> About this task:
Work through the material below and tally the lines holding "Analysis"; only the tally should be returned.

> Records to process:

BEGIN

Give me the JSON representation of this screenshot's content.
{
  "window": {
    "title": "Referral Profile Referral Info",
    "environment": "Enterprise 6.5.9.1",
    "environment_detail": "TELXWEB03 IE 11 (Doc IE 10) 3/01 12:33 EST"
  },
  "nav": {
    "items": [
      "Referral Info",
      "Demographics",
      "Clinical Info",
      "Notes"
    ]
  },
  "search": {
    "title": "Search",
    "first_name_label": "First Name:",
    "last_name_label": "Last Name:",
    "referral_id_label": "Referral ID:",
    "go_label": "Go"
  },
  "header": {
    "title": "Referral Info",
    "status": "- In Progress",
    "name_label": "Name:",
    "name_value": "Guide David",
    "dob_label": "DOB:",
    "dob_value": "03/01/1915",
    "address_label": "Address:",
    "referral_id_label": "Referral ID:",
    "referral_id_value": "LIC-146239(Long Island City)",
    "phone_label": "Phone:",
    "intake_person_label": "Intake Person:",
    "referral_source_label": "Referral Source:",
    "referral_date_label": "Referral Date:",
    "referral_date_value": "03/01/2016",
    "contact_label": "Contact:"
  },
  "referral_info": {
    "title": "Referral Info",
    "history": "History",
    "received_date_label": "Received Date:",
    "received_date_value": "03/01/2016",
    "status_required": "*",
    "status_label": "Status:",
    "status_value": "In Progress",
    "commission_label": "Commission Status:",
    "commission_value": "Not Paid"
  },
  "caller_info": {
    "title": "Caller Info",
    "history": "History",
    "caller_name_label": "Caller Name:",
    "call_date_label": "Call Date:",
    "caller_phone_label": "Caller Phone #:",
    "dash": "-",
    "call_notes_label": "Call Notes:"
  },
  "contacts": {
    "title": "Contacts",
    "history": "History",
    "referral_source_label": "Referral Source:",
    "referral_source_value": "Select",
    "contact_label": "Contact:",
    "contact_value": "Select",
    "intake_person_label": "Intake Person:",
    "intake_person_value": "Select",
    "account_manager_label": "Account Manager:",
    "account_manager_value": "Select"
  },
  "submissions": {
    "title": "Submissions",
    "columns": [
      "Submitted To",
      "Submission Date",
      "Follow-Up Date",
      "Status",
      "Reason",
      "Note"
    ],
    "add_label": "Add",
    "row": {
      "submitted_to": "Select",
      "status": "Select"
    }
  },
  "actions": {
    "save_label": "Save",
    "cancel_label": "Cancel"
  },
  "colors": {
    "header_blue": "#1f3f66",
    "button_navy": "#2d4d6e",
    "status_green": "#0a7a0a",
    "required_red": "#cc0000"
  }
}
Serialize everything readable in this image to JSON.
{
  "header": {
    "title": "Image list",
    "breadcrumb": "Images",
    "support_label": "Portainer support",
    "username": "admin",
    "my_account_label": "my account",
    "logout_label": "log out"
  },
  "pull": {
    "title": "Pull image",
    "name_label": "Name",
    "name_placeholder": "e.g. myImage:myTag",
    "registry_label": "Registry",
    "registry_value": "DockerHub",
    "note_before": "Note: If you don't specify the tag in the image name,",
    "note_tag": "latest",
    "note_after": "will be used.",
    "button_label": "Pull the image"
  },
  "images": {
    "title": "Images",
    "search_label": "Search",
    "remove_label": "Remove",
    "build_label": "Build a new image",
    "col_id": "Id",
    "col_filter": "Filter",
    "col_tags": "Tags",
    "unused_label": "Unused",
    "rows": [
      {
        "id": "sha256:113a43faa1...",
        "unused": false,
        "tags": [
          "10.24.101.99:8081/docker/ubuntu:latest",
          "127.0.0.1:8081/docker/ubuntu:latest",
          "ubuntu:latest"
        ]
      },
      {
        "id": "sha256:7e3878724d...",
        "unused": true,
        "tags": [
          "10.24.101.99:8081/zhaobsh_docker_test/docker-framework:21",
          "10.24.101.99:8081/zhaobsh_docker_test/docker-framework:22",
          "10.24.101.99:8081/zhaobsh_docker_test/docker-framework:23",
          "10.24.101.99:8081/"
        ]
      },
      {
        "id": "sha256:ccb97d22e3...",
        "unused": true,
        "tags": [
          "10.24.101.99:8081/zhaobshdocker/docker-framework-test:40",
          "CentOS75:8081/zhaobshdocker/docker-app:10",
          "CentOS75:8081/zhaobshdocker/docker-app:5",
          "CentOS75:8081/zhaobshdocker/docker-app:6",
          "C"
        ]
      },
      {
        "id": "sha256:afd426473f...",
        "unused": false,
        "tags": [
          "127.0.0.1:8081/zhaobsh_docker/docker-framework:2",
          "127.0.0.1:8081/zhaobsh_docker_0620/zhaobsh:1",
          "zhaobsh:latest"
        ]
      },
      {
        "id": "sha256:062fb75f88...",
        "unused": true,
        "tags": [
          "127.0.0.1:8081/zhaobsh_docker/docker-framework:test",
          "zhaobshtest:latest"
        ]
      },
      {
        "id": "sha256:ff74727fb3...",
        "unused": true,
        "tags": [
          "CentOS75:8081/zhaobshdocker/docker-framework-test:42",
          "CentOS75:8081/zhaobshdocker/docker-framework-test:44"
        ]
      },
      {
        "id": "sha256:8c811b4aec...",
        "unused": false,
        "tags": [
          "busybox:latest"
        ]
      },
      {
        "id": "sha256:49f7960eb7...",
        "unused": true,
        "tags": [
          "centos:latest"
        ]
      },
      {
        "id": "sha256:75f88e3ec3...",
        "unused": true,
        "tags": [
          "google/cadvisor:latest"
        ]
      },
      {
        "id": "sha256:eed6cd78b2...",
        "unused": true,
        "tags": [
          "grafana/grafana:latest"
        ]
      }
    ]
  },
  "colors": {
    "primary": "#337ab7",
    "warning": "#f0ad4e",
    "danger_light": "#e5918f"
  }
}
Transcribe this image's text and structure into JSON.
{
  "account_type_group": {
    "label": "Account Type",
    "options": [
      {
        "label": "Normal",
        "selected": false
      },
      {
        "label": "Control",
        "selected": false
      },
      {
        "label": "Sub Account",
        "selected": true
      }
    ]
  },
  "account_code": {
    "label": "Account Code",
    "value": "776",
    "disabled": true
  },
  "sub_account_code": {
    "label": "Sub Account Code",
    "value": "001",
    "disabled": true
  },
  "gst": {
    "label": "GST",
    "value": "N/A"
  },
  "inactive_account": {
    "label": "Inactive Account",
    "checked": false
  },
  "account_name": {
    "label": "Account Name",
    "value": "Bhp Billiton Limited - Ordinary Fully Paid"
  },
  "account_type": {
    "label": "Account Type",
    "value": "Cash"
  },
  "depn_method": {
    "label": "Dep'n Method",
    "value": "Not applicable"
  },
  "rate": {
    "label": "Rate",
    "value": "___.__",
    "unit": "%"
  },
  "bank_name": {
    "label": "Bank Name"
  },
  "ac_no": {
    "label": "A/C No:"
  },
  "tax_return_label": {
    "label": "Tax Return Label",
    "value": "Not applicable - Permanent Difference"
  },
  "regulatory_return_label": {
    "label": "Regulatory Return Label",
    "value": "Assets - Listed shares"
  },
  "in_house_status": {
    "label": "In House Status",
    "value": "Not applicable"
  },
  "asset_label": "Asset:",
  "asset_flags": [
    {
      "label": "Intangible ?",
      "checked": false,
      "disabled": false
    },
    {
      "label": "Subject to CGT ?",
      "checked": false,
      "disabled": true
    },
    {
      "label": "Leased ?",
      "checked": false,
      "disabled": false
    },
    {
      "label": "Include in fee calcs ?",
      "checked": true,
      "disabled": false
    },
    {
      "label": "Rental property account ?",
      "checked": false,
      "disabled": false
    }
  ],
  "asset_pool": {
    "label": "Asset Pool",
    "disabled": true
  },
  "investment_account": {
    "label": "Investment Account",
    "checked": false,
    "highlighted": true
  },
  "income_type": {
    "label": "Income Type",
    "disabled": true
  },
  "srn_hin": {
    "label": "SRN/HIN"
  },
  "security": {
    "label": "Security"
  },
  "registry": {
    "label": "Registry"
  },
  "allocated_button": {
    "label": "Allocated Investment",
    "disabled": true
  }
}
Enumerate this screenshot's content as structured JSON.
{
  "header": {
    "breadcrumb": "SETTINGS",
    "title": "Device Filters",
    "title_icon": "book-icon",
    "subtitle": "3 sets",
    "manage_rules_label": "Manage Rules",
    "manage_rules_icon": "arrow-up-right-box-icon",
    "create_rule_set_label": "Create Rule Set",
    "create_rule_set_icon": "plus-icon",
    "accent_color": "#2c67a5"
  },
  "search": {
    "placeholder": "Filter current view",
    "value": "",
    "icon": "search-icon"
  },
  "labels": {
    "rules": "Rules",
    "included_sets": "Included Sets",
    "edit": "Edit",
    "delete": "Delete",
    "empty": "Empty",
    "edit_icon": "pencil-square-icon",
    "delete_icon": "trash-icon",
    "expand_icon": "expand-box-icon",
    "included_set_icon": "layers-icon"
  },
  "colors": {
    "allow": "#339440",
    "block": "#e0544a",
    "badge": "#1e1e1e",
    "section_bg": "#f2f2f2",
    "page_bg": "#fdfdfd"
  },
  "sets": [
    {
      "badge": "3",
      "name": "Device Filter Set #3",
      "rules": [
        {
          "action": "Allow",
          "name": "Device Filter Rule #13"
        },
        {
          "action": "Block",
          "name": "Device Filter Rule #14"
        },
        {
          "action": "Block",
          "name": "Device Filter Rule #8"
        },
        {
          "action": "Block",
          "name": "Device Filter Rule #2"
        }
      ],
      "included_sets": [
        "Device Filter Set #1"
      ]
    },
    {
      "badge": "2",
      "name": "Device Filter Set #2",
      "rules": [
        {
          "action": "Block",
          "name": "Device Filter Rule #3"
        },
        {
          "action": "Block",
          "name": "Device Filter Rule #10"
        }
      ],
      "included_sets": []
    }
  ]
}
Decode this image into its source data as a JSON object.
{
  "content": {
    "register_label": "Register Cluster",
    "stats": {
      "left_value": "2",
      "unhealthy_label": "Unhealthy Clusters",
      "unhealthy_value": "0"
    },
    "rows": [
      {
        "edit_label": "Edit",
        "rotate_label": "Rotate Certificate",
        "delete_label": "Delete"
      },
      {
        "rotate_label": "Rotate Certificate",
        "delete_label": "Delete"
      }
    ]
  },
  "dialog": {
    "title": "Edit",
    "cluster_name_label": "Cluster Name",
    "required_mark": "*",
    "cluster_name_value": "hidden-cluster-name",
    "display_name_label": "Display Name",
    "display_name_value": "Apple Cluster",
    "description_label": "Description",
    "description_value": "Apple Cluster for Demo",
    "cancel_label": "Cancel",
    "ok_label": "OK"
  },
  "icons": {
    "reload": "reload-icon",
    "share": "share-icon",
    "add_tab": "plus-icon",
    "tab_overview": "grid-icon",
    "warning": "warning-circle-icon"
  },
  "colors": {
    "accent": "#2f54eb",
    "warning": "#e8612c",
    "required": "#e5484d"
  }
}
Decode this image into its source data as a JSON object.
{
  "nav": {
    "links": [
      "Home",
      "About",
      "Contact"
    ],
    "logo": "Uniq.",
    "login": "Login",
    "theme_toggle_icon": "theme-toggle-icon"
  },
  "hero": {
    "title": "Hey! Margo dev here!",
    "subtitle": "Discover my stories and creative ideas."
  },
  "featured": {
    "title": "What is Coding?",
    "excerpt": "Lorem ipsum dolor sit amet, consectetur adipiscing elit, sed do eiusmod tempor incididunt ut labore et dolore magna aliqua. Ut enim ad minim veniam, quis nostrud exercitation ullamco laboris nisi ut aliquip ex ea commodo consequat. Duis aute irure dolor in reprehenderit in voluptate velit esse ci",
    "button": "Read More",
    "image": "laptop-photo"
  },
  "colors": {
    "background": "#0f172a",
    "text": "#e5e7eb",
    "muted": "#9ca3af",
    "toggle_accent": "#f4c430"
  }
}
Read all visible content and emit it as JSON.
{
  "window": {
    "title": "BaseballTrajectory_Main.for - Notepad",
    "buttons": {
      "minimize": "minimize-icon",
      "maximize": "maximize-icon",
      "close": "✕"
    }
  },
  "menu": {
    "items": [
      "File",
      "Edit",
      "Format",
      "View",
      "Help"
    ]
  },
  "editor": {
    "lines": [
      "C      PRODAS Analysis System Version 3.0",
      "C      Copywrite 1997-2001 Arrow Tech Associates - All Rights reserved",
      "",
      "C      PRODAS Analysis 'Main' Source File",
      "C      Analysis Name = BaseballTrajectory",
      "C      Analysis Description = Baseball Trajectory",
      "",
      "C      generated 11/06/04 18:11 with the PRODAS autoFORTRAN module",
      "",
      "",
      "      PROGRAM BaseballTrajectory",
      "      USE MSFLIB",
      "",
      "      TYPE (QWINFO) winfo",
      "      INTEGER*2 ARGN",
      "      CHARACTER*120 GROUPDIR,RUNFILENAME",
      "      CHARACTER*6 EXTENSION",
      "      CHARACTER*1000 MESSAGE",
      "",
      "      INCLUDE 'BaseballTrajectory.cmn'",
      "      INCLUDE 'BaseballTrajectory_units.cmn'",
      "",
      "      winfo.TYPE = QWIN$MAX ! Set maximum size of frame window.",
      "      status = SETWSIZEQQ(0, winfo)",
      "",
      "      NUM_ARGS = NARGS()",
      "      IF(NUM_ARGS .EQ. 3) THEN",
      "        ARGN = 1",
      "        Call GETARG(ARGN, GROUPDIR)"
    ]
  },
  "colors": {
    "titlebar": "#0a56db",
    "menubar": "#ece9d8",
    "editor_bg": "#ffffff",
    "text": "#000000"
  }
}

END

> Reply:
4